Now, dehydrate that Turkey stew. Poof! You condensed the dry nutrients to get to the true nutritional value and its protein content suddenly skyrocketed to 30%+. This, my friends, is the magic of dry matter basis. It strips away the moisture, revealing the true nutritional picture. And guess what? Once converted, that kibble castle might not be so impressive after all.
Here's how to outsmart the kibble con:
- Become a Label Ninja: Online tools and formulas abound to convert those wet matter numbers.
- Ditch the Water Weight: Don't be fooled by overlooking moisture levels – A wet food with 80% water and 10% protein actually has a higher protein content than a 10% water, 30% protein kibble (once converted, of course).
- Ingredients Matter: The majority of kibbles use meal grade, feed grade and byproducts for their protein sources. Every kibble uses powdered raw ingredients as the primary component going into their extrusion process. Wet dog food isn’t typically much better: most wet foods typically also contain meal grade, feed grade and byproducts. It’s important to look for 100% human-grade ingredients, no artificial preservatives and single source animal protein.

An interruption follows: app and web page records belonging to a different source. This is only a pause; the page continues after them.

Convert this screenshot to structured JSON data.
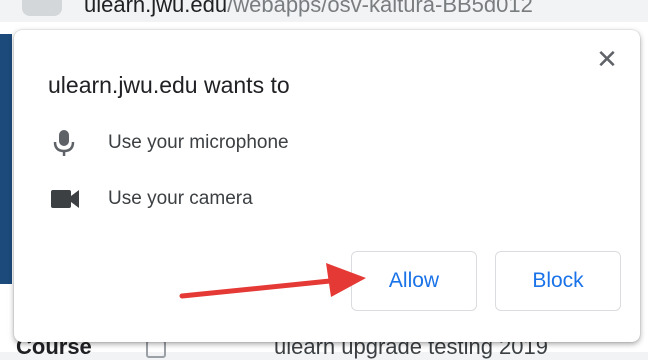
{
  "browser": {
    "url_host": "ulearn.jwu.edu",
    "url_path": "/webapps/osv-kaltura-BB5d012"
  },
  "background": {
    "left_text": "Course",
    "right_text": "ulearn upgrade testing 2019"
  },
  "dialog": {
    "title": "ulearn.jwu.edu wants to",
    "permissions": [
      {
        "icon": "microphone-icon",
        "label": "Use your microphone"
      },
      {
        "icon": "camera-icon",
        "label": "Use your camera"
      }
    ],
    "close_symbol": "✕",
    "allow_label": "Allow",
    "block_label": "Block"
  },
  "colors": {
    "accent": "#1a73e8",
    "annotation_arrow": "#e53935"
  }
}
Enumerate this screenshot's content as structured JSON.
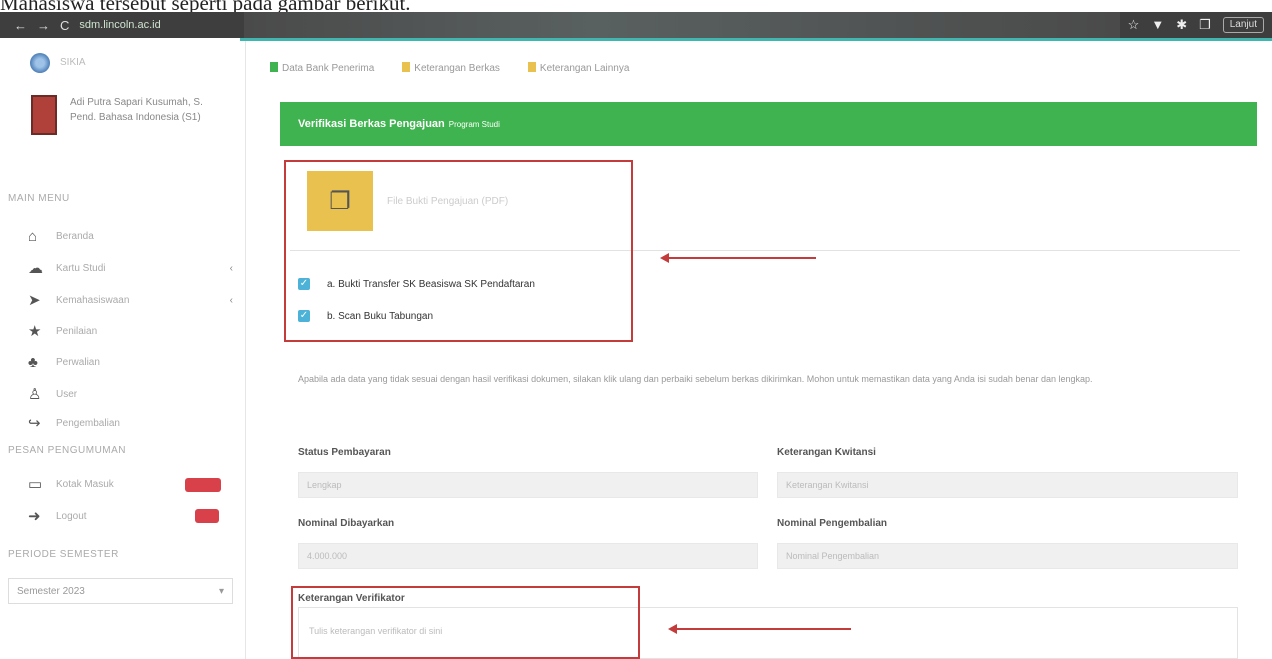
{
  "caption": "Mahasiswa tersebut seperti pada gambar berikut.",
  "browser": {
    "url": "sdm.lincoln.ac.id",
    "nav_icons": [
      "←",
      "→",
      "C"
    ],
    "menu_button": "Lanjut"
  },
  "sidebar": {
    "logo_text": "SIKIA",
    "profile_name": "Adi Putra Sapari Kusumah, S.",
    "profile_sub": "Pend. Bahasa Indonesia (S1)",
    "section_main": "MAIN MENU",
    "items": [
      {
        "label": "Beranda",
        "icon": "home-icon"
      },
      {
        "label": "Kartu Studi",
        "icon": "cloud-icon",
        "chevron": "‹"
      },
      {
        "label": "Kemahasiswaan",
        "icon": "send-icon",
        "chevron": "‹"
      },
      {
        "label": "Penilaian",
        "icon": "star-icon"
      },
      {
        "label": "Perwalian",
        "icon": "users-icon"
      },
      {
        "label": "User",
        "icon": "user-icon"
      },
      {
        "label": "Pengembalian",
        "icon": "share-icon"
      }
    ],
    "section_msg": "PESAN PENGUMUMAN",
    "msg_items": [
      {
        "label": "Kotak Masuk",
        "icon": "inbox-icon"
      },
      {
        "label": "Logout",
        "icon": "logout-icon"
      }
    ],
    "section_semester": "PERIODE SEMESTER",
    "semester_select": "Semester 2023"
  },
  "tabs": [
    {
      "label": "Data Bank Penerima",
      "color": "#3fb34f"
    },
    {
      "label": "Keterangan Berkas",
      "color": "#e8c14f"
    },
    {
      "label": "Keterangan Lainnya",
      "color": "#e8c14f"
    }
  ],
  "panel": {
    "title": "Verifikasi Berkas Pengajuan",
    "subtitle": "Program Studi"
  },
  "document": {
    "info": "File Bukti Pengajuan (PDF)"
  },
  "checks": [
    {
      "label": "a. Bukti Transfer SK Beasiswa SK Pendaftaran"
    },
    {
      "label": "b. Scan Buku Tabungan"
    }
  ],
  "notice": "Apabila ada data yang tidak sesuai dengan hasil verifikasi dokumen, silakan klik ulang dan perbaiki sebelum berkas dikirimkan. Mohon untuk memastikan data yang Anda isi sudah benar dan lengkap.",
  "form": {
    "status_label": "Status Pembayaran",
    "status_value": "Lengkap",
    "ket_kwitansi_label": "Keterangan Kwitansi",
    "ket_kwitansi_value": "Keterangan Kwitansi",
    "nominal_label": "Nominal Dibayarkan",
    "nominal_value": "4.000.000",
    "nominal_pengembalian_label": "Nominal Pengembalian",
    "nominal_pengembalian_value": "Nominal Pengembalian",
    "ket_verifikator_label": "Keterangan Verifikator",
    "ket_verifikator_placeholder": "Tulis keterangan verifikator di sini"
  },
  "colors": {
    "accent_green": "#3fb34f",
    "highlight_red": "#c33b3b",
    "badge_red": "#d8404a",
    "doc_yellow": "#e8c14f",
    "teal": "#3fb6b0"
  }
}
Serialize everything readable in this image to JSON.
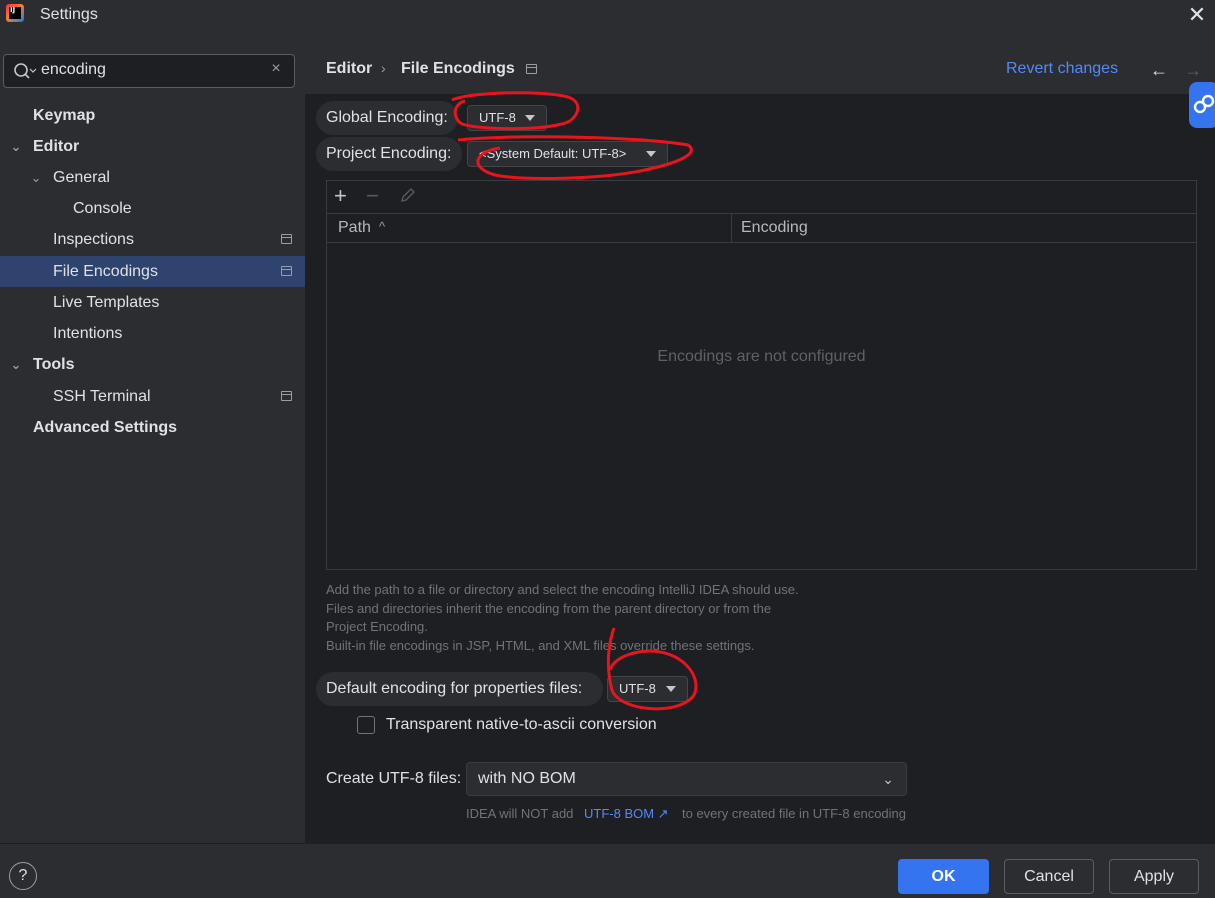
{
  "window": {
    "title": "Settings",
    "close_label": "✕"
  },
  "search": {
    "value": "encoding",
    "clear": "×"
  },
  "sidebar": {
    "items": [
      {
        "label": "Keymap"
      },
      {
        "label": "Editor"
      },
      {
        "label": "General"
      },
      {
        "label": "Console"
      },
      {
        "label": "Inspections"
      },
      {
        "label": "File Encodings"
      },
      {
        "label": "Live Templates"
      },
      {
        "label": "Intentions"
      },
      {
        "label": "Tools"
      },
      {
        "label": "SSH Terminal"
      },
      {
        "label": "Advanced Settings"
      }
    ]
  },
  "breadcrumb": {
    "parent": "Editor",
    "separator": "›",
    "current": "File Encodings"
  },
  "header": {
    "revert": "Revert changes",
    "back": "←",
    "forward": "→"
  },
  "global_encoding": {
    "label": "Global Encoding:",
    "value": "UTF-8"
  },
  "project_encoding": {
    "label": "Project Encoding:",
    "value": "<System Default: UTF-8>"
  },
  "toolbar": {
    "add": "+",
    "remove": "−"
  },
  "table": {
    "columns": [
      "Path",
      "Encoding"
    ],
    "sort_indicator": "^",
    "empty_text": "Encodings are not configured"
  },
  "help_text": [
    "Add the path to a file or directory and select the encoding IntelliJ IDEA should use.",
    "Files and directories inherit the encoding from the parent directory or from the",
    "Project Encoding.",
    "Built-in file encodings in JSP, HTML, and XML files override these settings."
  ],
  "properties_encoding": {
    "label": "Default encoding for properties files:",
    "value": "UTF-8"
  },
  "transparent_conversion": {
    "label": "Transparent native-to-ascii conversion",
    "checked": false
  },
  "utf8_files": {
    "label": "Create UTF-8 files:",
    "value": "with NO BOM",
    "note_prefix": "IDEA will NOT add",
    "note_link": "UTF-8 BOM ↗",
    "note_suffix": "to every created file in UTF-8 encoding"
  },
  "footer": {
    "help": "?",
    "ok": "OK",
    "cancel": "Cancel",
    "apply": "Apply"
  },
  "colors": {
    "accent": "#3574f0",
    "link": "#548af7",
    "selection": "#2e436e",
    "annotation": "#e8141e"
  }
}
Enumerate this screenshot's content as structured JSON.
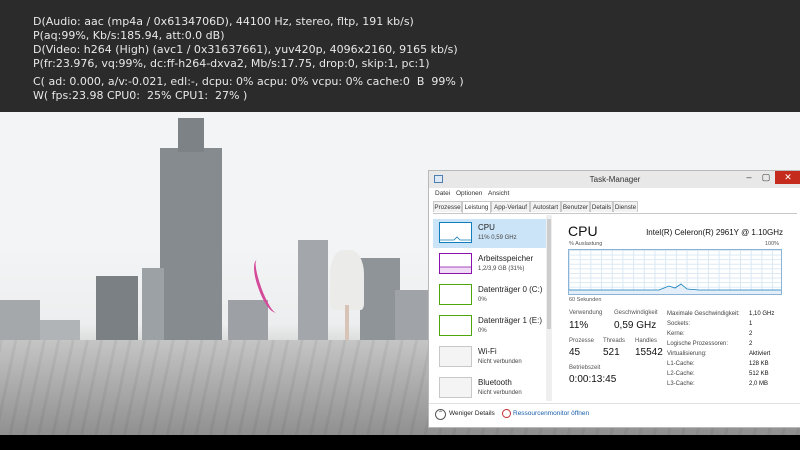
{
  "osd": {
    "line1": "D(Audio: aac (mp4a / 0x6134706D), 44100 Hz, stereo, fltp, 191 kb/s)",
    "line2": "P(aq:99%, Kb/s:185.94, att:0.0 dB)",
    "line3": "D(Video: h264 (High) (avc1 / 0x31637661), yuv420p, 4096x2160, 9165 kb/s)",
    "line4": "P(fr:23.976, vq:99%, dc:ff-h264-dxva2, Mb/s:17.75, drop:0, skip:1, pc:1)",
    "line5": "C( ad: 0.000, a/v:-0.021, edl:-, dcpu: 0% acpu: 0% vcpu: 0% cache:0  B  99% )",
    "line6": "W( fps:23.98 CPU0:  25% CPU1:  27% )"
  },
  "taskmanager": {
    "title": "Task-Manager",
    "window_buttons": {
      "minimize": "–",
      "maximize": "▢",
      "close": "✕"
    },
    "menu": [
      "Datei",
      "Optionen",
      "Ansicht"
    ],
    "tabs": [
      "Prozesse",
      "Leistung",
      "App-Verlauf",
      "Autostart",
      "Benutzer",
      "Details",
      "Dienste"
    ],
    "active_tab": "Leistung",
    "resources": [
      {
        "name": "CPU",
        "sub": "11% 0,59 GHz",
        "color": "#117dbb",
        "selected": true
      },
      {
        "name": "Arbeitsspeicher",
        "sub": "1,2/3,9 GB (31%)",
        "color": "#8b12ae",
        "selected": false
      },
      {
        "name": "Datenträger 0 (C:)",
        "sub": "0%",
        "color": "#4da60c",
        "selected": false
      },
      {
        "name": "Datenträger 1 (E:)",
        "sub": "0%",
        "color": "#4da60c",
        "selected": false
      },
      {
        "name": "Wi-Fi",
        "sub": "Nicht verbunden",
        "color": "#a74f01",
        "selected": false
      },
      {
        "name": "Bluetooth",
        "sub": "Nicht verbunden",
        "color": "#a74f01",
        "selected": false
      }
    ],
    "detail": {
      "title": "CPU",
      "model": "Intel(R) Celeron(R) 2961Y @ 1.10GHz",
      "graph_label": "% Auslastung",
      "graph_max": "100%",
      "graph_time": "60 Sekunden",
      "stats": {
        "usage_label": "Verwendung",
        "usage_value": "11%",
        "speed_label": "Geschwindigkeit",
        "speed_value": "0,59 GHz",
        "processes_label": "Prozesse",
        "processes_value": "45",
        "threads_label": "Threads",
        "threads_value": "521",
        "handles_label": "Handles",
        "handles_value": "15542",
        "uptime_label": "Betriebszeit",
        "uptime_value": "0:00:13:45"
      },
      "specs": [
        {
          "key": "Maximale Geschwindigkeit:",
          "value": "1,10 GHz"
        },
        {
          "key": "Sockets:",
          "value": "1"
        },
        {
          "key": "Kerne:",
          "value": "2"
        },
        {
          "key": "Logische Prozessoren:",
          "value": "2"
        },
        {
          "key": "Virtualisierung:",
          "value": "Aktiviert"
        },
        {
          "key": "L1-Cache:",
          "value": "128 KB"
        },
        {
          "key": "L2-Cache:",
          "value": "512 KB"
        },
        {
          "key": "L3-Cache:",
          "value": "2,0 MB"
        }
      ]
    },
    "footer": {
      "less_details": "Weniger Details",
      "resource_monitor": "Ressourcenmonitor öffnen"
    }
  }
}
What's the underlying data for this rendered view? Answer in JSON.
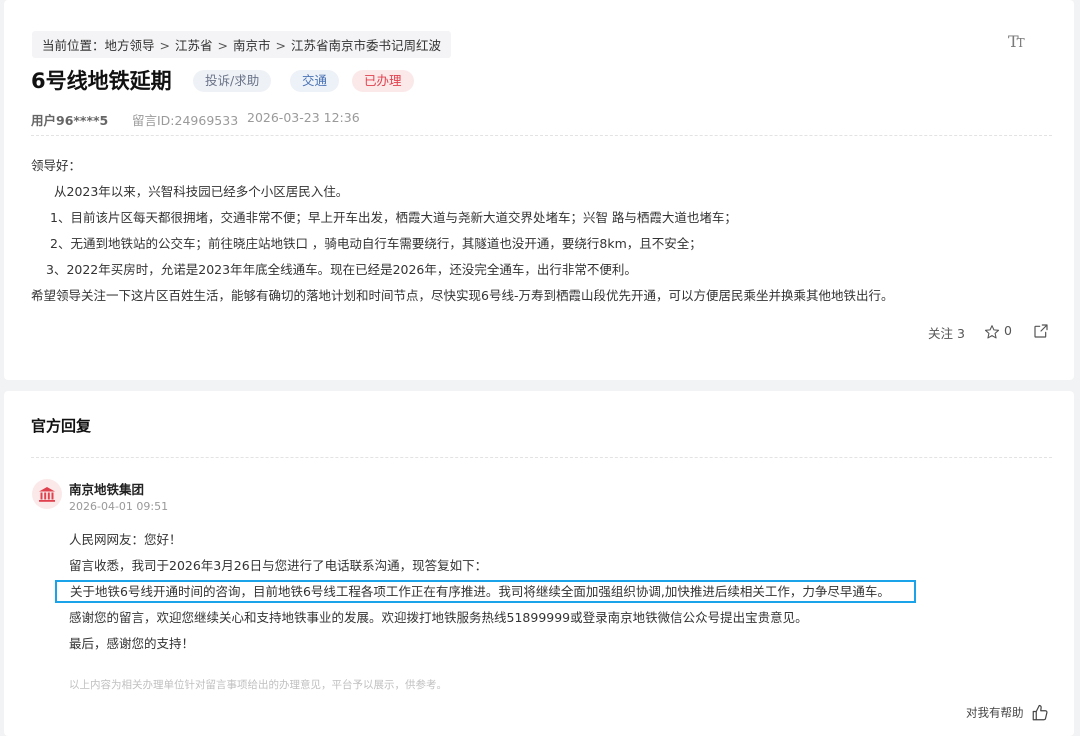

- Cooking Process Matters: Kibble is made the same way that cereal is made - via extrusion - just with even less quality ingredients. Think of it like this: If you make chicken for dinner, you can make it extremely healthy by baking, grilling or broiling it in a healthy fat. But when you bread it and deep fry it? Sorry, not healthy. Keep your dog away from extruded kibble. Look for dog food that is cooked in a USDA grade kitchen through a slow cooking steam or pressure process.
- "Water" Should Not Be on Your Ingredient Label: "Water" and "Moisture" are not one in the same. Water can be a raw ingredient in a formula and is oftentimes listed on the label. "Moisture" is something that comes off of fresh ingredients like animal protein, fruits and vegetables as they are gently cooked. Moisture in your dogs food is good - straight water is not the same thing. Look for foods that only use broth or bone broth as added moisture.
So, ditch the kibble con and feed your furry friend food worthy of their awesomeness! Fresh or high-quality wet food without artificial preservatives – these are the keys to unlocking a healthier, happier pup-tastic life. Spread the word, paw-pound this post, and let's end the reign of the kibble con artists! Remember, informed dog owners raise happy, healthy woof-machines!
Now go forth, enlightened dog owners, and unleash the power of informed chow time! The kibble cartel trembles…
Bonus: Below, we’ve attached Happy Howl’s guaranteed analysis on a wet matter basis vs dry matter basis for you to see exactly what the difference is and why commercial pet food companies would want to hide this! Tell a friend to tell a friend…